–CNN.com writer Kristi Keck
I. Lewis "Scooter" Libby leaves the courthouse in Washington on Tuesday after being sentenced to 30 months in prison.
WASHINGTON (CNN) - After Lewis "Scooter" Libby's sentencing Tuesday, the judge in the case released 350 pages of letters written to him by both Libby's supporters and detractors. Judge Reggie Walton says he weighed the letters when deciding Libby's 30 month sentence.
The collection includes letters from colleagues and friends of Libby, including Donald Rumsfeld, Henry Kissinger, Paul Wolfowitz and Chairman of the Joint Chiefs of Staff General Peter Pace (click here to read those letters).
Rumsfeld calls Libby "a truly honorable public servant," while Pace says he was "a team player."
Not all the letters are positive.
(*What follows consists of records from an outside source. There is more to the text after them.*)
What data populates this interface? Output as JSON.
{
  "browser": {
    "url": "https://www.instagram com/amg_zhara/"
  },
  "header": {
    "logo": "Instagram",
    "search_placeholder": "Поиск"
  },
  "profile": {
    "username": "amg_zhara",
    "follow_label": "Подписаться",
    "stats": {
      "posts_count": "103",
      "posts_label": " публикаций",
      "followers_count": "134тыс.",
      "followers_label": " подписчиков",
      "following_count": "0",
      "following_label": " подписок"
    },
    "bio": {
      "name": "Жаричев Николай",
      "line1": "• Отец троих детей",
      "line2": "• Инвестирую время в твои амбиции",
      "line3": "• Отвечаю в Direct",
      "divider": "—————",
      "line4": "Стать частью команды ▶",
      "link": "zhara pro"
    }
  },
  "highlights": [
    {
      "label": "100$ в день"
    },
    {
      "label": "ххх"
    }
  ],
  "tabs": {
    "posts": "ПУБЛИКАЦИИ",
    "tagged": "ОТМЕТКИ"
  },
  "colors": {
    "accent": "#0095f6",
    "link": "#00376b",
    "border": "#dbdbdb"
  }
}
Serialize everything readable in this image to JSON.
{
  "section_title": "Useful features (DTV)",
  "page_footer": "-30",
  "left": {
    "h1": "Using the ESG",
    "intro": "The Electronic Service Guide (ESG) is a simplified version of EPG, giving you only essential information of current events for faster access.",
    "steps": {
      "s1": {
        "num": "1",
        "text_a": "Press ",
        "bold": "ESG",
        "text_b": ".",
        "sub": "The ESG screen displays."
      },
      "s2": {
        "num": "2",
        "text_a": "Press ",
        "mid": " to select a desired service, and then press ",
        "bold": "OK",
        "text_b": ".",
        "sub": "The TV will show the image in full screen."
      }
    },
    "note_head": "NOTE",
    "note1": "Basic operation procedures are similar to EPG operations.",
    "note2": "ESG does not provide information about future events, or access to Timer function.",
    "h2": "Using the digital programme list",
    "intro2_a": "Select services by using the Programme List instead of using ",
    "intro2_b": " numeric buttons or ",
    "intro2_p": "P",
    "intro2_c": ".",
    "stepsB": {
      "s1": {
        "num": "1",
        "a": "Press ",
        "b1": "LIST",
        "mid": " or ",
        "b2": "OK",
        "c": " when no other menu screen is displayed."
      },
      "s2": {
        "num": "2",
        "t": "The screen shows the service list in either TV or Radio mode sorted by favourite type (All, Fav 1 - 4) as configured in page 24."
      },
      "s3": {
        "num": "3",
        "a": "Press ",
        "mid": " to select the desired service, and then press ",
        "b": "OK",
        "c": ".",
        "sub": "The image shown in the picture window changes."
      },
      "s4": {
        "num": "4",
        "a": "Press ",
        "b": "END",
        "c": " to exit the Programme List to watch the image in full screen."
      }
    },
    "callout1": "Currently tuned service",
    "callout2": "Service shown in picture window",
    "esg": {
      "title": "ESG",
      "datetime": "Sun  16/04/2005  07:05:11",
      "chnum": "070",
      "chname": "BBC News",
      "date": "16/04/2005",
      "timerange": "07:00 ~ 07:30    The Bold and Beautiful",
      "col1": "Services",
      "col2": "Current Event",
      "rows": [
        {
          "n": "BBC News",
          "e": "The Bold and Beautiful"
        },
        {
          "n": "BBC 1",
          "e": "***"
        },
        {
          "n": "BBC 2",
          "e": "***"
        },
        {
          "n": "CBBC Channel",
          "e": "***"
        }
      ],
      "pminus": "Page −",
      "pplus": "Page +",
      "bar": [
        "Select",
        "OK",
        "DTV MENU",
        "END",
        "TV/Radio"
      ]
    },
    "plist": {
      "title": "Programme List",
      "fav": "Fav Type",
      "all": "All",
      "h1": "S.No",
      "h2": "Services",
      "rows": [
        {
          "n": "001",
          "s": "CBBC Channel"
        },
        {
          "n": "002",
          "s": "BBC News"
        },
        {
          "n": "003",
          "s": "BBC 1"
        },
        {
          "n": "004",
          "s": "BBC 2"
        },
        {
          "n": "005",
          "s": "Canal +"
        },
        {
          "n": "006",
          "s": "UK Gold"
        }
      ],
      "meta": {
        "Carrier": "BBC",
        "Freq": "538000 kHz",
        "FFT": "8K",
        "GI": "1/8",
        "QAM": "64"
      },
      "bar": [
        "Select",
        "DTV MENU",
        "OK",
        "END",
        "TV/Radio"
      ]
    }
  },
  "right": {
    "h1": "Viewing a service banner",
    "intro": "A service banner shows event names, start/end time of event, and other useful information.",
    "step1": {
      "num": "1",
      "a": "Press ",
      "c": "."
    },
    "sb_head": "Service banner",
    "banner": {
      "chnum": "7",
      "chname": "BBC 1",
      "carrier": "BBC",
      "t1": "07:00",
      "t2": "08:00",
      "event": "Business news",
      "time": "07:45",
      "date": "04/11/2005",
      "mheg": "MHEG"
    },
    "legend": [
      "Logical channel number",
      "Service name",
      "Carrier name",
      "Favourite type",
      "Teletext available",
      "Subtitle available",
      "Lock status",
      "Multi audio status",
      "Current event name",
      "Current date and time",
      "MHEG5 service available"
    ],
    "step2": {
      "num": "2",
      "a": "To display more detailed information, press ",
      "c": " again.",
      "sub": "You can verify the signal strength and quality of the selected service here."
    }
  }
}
One from "an angry citizen" asks the judge to impose "the longest possible prison term" on Libby.
- CNN Internet Producer Eric Weisbrod
Former vice presidential aide Lewis Libby leaves the courthouse in Washington on March 6 after being convicted of perjury.
WASHINGTON (CNN) - Lewis "Scooter" Libby is to be sentenced Tuesday on convictions for perjury and obstruction of justice related to the leak of a CIA operative's identity to the media.
The former chief of staff to Vice President Dick Cheney did not testify in his own defense at trial in March, but his lawyers have not ruled out a response when the judge asks him if he has anything to say before sentencing.
Libby has maintained his innocence ever since he was indicted and resigned in October 2005.